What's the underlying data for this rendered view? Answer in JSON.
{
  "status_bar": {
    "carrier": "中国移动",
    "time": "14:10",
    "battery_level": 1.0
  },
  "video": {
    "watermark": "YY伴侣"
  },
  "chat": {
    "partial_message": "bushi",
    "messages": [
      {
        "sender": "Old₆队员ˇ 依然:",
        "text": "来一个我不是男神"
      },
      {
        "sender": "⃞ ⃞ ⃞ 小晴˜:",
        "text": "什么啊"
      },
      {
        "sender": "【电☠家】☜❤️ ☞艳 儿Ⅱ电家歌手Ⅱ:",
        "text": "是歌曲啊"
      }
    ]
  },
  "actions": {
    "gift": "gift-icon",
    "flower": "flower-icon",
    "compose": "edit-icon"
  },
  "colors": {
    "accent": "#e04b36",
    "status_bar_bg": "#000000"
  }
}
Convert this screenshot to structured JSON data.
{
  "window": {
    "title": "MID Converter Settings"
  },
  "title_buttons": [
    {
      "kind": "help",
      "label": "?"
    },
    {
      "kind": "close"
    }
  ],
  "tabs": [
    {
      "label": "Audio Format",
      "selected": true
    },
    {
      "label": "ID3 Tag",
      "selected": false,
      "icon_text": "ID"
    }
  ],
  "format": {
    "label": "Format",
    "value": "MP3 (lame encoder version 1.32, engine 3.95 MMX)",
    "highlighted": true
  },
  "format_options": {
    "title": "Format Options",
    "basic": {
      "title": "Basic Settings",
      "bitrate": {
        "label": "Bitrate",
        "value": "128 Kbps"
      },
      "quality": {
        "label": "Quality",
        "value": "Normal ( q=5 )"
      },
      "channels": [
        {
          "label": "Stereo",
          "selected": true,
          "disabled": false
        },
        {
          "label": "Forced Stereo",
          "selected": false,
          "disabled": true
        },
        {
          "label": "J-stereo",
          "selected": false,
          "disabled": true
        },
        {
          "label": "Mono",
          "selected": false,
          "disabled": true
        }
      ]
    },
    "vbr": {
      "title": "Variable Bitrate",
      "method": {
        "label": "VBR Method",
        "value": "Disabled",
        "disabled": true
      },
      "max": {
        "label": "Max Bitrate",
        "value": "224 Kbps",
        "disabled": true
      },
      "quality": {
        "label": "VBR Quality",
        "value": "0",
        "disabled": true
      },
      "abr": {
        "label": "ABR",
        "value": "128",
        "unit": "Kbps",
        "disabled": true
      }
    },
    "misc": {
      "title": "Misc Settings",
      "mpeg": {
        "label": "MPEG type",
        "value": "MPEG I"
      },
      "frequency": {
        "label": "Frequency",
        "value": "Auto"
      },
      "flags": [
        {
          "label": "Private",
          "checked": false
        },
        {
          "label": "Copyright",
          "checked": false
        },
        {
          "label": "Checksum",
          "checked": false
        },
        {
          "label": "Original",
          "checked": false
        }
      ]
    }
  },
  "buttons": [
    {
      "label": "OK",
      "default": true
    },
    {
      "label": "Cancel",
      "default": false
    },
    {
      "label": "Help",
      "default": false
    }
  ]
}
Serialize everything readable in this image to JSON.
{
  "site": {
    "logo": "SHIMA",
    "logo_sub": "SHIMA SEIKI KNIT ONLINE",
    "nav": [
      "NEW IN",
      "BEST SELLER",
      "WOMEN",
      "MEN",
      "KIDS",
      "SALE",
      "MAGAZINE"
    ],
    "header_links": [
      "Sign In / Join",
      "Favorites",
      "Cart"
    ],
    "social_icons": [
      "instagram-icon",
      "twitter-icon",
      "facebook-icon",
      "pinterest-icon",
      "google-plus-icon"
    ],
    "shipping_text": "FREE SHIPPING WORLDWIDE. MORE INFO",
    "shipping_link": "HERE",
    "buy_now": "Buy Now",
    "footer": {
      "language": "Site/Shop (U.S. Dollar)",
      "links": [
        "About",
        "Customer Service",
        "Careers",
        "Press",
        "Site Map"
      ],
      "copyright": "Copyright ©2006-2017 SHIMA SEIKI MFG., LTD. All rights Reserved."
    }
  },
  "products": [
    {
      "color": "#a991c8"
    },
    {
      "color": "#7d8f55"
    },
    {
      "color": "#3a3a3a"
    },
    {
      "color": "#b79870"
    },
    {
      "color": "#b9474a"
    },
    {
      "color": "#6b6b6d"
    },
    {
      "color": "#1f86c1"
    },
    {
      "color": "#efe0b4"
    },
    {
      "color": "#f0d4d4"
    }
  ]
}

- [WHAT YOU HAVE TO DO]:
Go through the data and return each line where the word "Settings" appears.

- [ANSWER TO THE PROBLEM]:
    "title": "MID Converter Settings"
      "title": "Basic Settings",
      "title": "Misc Settings",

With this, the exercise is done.